Classes for children and young people with a Specific Learning Disability (SLD Classes) are special classes attached to a mainstream primary school that cater for up to eleven children who are in the senior classes (third to sixth) of a primary school. These classes offer intensive intervention in literacy skills to children and young people whose overall ability level is average or above and whose performance in literacy skills, as measured by a standardised test, is at or below the 2nd percentile. There are thirteen SLD classes attached to ten mainstream primary schools in the country.
The Inspectorate was requested by the Department’s Special Education Section to evaluate provision in these classes. This report captures the findings of that evaluation which was carried out in a sample of six classes in the period January 2020 – November 2022.
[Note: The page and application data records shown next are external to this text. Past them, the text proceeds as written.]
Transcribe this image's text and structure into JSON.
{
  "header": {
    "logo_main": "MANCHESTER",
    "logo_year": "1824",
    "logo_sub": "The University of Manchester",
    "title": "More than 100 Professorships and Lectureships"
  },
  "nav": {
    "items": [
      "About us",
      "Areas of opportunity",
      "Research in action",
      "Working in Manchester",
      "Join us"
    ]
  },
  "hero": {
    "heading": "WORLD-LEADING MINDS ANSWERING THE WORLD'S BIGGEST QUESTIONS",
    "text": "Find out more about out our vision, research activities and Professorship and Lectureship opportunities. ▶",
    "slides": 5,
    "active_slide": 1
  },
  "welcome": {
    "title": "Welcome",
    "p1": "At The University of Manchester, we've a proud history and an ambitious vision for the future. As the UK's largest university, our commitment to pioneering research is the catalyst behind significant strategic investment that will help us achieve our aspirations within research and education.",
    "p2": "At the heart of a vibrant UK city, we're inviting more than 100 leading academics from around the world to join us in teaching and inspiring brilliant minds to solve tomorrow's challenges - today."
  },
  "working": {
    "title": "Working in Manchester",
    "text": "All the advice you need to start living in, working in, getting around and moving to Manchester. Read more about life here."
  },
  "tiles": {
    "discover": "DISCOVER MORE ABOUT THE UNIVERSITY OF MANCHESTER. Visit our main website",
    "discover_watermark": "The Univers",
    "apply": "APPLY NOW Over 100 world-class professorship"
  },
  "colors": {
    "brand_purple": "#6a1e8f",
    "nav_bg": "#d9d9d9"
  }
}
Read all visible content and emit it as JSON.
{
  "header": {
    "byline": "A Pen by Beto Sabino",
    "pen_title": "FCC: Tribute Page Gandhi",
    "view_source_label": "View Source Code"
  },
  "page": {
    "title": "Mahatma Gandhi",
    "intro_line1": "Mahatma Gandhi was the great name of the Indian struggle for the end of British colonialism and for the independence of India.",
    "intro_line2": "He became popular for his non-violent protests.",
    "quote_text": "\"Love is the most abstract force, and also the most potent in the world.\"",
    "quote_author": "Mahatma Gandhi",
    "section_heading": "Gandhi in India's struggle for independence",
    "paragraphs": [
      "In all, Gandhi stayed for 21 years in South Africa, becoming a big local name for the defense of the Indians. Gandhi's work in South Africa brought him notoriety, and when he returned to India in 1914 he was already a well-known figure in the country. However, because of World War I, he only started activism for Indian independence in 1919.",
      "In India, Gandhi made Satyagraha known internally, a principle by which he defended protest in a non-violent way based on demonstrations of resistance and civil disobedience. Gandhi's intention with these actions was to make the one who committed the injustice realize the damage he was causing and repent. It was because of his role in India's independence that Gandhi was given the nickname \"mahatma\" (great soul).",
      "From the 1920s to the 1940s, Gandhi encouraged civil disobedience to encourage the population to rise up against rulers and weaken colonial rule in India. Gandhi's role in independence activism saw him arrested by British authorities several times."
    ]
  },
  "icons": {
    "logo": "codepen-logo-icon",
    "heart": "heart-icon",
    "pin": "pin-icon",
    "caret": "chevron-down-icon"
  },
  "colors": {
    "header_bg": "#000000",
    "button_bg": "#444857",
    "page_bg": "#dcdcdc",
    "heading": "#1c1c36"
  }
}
The report identifies the context in which these special classes were set up, and notes the evolving landscape, from the report of the Special Education Review Committee in 1993, to Ireland’s ratification of the Convention on the Rights of Persons with Disabilities in March 2018. Against this backdrop the report looks at how provision currently operates for this cohort of students.
The evaluation found that pupil outcomes were good or very good in most, but not all, of these classes. The findings also note that while teachers’ practice in the majority of classes was at a good or very good level, this was not consistent across all classes and in one of the classes practice was less than satisfactory.
The evaluation also found that many of the factors that are characteristic of effective practice in all schools: leadership, teacher deployment, teacher continuous professional development and individualised planning, are also important factors influencing the quality of provision in the SLD classes. The findings indicate that the quality of these aspects of provision are good or very good in the majority of these classes. The quality was less than satisfactory in a few classes.The report also noted that, for some children attendance at these special classes required travel of up to 40 km. This raised concerns about issues of distance and separation from the child’s local community.
In assisting Special Education Section in determining policy options relating to the future of special classes for pupils with SLD, the Inspectorate considers the following to be particularly important:
(While this report highlights many aspects of practice within SLD classes, only longitudinal data can address questions regarding the longer term outcomes for children who attended these classes. Consequently the report recommends that the Department’s Special Education Section, in collaboration with the NCSE, should consider the possibility of requesting expressions of interest from educational researchers in researching the longer term outcomes for children who attended SLD classes attached to mainstream schools and the impact of the experiences of these classes on their future educational pathways.
Evaluation of Educational Provision for Children and Young People with a Specific Learning Disability Special classes attached to mainstream primary schools in Ireland